» Work required: Among the entries that follow, find the lines holding "工艺介绍" and say how many there are, with no other words.

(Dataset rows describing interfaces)

+--

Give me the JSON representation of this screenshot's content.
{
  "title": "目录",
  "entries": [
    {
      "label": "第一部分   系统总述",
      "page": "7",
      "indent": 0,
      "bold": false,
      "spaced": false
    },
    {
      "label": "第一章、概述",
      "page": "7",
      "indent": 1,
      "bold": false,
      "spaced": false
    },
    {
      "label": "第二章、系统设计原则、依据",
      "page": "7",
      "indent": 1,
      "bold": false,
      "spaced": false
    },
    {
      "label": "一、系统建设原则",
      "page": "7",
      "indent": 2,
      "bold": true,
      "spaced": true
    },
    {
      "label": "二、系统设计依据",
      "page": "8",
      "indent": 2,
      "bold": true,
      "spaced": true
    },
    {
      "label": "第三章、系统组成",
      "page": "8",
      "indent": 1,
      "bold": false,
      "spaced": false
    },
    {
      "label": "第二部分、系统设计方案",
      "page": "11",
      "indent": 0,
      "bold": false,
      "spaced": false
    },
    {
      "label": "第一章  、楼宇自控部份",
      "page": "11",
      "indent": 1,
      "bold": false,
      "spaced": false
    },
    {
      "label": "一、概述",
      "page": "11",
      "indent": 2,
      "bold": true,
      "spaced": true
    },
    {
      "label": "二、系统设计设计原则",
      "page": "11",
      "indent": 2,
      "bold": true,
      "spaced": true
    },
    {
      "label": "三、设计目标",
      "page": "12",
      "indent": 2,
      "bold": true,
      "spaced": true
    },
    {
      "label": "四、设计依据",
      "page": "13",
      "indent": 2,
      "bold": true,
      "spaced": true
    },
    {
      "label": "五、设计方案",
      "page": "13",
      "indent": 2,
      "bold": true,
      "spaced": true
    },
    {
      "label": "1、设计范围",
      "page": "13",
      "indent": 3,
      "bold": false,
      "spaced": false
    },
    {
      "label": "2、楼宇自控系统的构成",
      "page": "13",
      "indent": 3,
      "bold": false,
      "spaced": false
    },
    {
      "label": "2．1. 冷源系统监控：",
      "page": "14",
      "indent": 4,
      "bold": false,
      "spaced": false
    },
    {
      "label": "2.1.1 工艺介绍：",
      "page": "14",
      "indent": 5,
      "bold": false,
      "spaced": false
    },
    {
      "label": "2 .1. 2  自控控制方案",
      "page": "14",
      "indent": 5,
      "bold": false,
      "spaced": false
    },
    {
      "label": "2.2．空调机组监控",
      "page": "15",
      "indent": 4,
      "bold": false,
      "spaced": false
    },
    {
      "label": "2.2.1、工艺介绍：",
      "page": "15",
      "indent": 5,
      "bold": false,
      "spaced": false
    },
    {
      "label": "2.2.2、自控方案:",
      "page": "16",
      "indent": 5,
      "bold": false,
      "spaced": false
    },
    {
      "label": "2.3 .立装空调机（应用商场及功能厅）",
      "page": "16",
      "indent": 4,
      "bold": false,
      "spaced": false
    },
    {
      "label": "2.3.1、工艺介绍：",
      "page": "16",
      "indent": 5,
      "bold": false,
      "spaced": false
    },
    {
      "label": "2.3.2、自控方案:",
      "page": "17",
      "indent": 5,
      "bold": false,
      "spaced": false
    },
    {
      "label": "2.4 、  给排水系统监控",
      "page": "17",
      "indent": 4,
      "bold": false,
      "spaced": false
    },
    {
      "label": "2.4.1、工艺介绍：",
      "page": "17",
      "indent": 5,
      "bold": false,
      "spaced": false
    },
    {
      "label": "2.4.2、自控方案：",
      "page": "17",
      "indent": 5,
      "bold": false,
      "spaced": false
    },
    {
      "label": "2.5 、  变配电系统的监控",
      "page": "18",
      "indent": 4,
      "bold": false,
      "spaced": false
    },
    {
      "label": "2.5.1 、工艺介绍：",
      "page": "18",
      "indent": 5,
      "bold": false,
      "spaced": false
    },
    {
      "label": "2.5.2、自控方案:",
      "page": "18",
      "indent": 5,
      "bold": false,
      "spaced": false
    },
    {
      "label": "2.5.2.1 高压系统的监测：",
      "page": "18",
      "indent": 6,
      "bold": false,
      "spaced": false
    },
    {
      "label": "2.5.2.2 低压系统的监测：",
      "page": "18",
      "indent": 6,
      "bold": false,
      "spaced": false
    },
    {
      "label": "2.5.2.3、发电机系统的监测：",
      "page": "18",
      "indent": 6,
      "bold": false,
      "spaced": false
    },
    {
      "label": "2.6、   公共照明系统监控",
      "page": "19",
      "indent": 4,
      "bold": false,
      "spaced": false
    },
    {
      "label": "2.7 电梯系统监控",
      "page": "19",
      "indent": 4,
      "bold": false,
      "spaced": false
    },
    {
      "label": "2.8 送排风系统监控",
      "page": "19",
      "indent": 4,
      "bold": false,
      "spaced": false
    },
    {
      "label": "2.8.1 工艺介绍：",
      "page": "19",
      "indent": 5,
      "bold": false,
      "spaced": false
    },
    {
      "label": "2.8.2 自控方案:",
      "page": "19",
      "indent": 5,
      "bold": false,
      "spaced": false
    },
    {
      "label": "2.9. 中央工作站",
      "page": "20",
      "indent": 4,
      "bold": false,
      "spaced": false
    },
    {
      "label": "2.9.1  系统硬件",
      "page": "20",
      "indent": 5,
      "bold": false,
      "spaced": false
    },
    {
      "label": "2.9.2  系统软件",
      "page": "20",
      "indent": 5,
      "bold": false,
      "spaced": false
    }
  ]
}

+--

» Exercise output: 6